Exercise prompt – Going through the data below, copy out each line where the word "Grey" shows up.
━━ Task material ━━
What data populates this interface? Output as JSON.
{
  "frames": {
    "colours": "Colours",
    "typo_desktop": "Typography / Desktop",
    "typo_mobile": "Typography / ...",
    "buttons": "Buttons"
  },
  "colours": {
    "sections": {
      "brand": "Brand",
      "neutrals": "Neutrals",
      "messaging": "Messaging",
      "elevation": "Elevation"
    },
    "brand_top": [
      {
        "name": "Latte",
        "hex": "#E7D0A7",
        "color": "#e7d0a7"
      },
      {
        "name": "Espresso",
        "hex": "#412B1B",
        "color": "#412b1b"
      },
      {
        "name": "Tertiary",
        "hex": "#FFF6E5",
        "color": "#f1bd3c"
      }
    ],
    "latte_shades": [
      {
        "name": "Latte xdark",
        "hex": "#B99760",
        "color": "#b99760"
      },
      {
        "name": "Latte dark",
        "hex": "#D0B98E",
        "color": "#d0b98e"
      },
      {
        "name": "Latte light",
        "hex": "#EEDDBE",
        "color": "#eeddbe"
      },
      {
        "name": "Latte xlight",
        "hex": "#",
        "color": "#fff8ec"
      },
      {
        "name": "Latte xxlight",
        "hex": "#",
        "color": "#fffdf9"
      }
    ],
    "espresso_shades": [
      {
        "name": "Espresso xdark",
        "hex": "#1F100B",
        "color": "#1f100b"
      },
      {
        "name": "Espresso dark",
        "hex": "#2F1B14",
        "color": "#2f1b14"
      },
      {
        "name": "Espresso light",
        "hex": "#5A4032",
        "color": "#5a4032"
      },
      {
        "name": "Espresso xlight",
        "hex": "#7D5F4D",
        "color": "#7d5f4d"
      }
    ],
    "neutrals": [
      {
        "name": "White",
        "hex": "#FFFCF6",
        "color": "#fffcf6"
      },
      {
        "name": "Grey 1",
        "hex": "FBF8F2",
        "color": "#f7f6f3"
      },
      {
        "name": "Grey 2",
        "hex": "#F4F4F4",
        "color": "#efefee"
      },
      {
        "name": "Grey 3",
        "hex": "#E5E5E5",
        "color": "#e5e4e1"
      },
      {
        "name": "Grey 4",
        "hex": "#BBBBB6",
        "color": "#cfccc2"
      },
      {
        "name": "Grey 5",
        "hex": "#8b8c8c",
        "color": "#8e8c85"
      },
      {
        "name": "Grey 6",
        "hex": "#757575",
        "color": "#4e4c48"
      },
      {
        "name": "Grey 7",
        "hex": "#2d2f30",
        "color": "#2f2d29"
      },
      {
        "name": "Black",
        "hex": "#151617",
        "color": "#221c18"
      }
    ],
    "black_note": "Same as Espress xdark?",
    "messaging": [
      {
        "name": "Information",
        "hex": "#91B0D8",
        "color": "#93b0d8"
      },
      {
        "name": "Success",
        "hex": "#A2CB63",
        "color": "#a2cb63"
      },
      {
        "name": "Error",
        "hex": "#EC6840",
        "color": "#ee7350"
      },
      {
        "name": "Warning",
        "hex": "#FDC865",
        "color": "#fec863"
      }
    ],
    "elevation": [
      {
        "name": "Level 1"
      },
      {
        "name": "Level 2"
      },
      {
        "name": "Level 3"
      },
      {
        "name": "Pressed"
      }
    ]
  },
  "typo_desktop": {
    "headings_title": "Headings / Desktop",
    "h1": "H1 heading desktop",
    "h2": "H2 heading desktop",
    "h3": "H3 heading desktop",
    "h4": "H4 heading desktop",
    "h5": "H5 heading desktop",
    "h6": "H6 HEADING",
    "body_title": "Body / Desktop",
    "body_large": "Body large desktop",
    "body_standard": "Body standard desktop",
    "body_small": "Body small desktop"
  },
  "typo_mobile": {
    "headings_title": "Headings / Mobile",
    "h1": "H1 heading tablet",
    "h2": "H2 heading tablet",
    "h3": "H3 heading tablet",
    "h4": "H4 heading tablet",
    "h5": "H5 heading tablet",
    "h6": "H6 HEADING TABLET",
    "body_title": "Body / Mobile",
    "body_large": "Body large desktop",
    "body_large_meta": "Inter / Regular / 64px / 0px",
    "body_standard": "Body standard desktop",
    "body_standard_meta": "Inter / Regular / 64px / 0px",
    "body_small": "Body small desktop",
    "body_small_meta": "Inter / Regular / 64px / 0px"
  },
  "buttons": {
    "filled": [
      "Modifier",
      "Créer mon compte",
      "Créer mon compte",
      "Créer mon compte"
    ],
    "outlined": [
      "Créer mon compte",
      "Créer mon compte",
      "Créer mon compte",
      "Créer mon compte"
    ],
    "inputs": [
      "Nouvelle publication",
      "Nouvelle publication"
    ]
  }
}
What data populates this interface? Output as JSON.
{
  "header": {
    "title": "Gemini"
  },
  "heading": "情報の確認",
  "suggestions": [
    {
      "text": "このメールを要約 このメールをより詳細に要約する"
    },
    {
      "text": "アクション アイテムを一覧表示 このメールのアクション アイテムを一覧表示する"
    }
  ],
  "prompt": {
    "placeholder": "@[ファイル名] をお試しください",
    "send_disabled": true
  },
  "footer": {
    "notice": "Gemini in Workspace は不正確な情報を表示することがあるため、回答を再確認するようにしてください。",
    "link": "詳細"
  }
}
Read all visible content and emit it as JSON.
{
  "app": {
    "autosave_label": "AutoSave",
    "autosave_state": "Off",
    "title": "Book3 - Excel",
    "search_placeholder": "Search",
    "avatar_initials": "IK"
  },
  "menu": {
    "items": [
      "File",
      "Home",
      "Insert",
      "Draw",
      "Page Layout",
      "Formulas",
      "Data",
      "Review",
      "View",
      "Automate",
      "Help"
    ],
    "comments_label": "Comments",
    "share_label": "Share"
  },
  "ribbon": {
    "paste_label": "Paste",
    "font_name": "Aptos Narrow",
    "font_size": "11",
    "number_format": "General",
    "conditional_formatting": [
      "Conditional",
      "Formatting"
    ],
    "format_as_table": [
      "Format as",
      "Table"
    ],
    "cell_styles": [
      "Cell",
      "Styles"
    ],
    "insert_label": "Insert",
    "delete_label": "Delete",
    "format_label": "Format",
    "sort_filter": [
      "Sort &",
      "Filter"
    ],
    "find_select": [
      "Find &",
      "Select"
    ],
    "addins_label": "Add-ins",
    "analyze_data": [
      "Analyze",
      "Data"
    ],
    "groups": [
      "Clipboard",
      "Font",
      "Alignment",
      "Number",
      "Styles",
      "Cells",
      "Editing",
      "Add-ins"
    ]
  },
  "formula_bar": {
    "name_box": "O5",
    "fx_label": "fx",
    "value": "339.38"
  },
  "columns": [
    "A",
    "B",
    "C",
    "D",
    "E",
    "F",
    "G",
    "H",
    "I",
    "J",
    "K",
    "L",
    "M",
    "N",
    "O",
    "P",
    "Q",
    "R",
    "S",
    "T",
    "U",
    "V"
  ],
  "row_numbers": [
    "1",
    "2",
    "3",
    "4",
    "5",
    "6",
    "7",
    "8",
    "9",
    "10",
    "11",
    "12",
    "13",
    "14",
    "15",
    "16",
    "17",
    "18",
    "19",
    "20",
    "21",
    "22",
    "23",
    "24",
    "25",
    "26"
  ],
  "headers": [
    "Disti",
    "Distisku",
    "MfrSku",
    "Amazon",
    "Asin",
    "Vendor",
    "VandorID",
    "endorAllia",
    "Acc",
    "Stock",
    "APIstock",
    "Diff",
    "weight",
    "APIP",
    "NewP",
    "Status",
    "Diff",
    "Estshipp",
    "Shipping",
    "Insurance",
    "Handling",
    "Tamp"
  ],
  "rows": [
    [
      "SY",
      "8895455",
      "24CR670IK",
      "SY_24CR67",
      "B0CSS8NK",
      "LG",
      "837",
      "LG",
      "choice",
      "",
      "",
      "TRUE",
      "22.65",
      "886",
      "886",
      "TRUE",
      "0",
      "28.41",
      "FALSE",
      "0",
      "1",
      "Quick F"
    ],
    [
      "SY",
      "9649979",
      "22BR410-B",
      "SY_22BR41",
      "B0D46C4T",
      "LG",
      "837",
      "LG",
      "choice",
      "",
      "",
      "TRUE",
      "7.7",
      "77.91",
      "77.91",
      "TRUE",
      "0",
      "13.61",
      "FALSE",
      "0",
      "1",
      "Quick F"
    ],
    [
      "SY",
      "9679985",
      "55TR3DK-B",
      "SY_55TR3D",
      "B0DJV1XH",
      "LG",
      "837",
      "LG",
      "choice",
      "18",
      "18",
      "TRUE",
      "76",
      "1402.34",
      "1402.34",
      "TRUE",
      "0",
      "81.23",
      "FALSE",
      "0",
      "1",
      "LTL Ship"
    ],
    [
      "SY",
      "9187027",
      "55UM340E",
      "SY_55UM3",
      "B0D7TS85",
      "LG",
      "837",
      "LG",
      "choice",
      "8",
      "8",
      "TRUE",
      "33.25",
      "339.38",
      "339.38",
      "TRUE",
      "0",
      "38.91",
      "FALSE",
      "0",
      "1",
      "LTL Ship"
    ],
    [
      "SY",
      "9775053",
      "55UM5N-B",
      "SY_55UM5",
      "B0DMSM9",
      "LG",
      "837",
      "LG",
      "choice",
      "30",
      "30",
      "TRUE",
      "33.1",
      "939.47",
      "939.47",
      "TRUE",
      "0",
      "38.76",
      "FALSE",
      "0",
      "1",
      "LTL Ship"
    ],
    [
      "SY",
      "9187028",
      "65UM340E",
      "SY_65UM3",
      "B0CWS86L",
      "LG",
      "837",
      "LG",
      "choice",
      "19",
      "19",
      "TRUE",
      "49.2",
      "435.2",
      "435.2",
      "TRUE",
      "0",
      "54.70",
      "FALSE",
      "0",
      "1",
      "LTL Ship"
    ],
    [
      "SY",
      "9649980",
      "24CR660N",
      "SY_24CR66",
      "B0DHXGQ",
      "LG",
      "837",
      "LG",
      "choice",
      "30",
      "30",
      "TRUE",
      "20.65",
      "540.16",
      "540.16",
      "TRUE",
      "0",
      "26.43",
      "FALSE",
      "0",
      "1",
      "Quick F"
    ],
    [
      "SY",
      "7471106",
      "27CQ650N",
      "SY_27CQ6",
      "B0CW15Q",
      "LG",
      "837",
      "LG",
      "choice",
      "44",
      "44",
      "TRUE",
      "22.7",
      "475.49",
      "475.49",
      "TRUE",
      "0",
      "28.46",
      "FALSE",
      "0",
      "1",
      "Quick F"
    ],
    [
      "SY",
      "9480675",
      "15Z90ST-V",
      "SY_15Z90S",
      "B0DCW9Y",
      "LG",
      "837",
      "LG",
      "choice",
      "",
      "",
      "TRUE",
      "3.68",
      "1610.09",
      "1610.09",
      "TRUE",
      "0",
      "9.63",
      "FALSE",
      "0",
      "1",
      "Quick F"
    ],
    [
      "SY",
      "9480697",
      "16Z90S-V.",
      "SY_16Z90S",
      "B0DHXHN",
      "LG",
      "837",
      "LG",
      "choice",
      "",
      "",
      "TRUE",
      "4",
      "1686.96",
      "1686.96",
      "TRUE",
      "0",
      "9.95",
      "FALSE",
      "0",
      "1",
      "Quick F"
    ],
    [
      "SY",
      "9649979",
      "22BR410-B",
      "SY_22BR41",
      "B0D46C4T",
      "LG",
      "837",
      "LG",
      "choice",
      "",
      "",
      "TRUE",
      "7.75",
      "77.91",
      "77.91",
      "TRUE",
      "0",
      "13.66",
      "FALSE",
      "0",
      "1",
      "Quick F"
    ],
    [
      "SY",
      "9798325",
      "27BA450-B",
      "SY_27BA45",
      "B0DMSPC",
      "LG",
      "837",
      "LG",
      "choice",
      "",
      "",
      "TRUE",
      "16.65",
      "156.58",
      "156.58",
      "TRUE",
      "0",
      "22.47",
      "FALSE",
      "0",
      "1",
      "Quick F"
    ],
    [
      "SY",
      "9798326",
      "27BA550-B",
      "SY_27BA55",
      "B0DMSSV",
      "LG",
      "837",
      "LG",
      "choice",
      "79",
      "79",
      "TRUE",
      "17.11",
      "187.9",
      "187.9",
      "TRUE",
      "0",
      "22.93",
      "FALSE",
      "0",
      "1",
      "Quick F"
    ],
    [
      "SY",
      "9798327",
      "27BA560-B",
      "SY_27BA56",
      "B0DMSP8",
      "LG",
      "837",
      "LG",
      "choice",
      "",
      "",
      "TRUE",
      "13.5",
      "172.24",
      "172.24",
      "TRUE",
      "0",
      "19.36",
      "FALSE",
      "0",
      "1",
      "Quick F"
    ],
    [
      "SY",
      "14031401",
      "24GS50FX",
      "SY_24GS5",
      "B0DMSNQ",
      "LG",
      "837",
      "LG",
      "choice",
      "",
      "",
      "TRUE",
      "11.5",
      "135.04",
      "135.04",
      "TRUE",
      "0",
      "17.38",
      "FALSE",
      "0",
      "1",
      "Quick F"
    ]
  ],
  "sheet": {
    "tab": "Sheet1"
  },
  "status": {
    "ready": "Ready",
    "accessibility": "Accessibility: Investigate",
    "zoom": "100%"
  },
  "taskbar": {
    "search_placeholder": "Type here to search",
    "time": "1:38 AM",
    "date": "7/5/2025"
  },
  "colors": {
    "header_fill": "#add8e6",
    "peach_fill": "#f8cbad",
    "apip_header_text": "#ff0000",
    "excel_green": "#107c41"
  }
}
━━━
Completed exercise –
        "name": "Grey 1",
        "name": "Grey 2",
        "name": "Grey 3",
        "name": "Grey 4",
        "name": "Grey 5",
        "name": "Grey 6",
        "name": "Grey 7",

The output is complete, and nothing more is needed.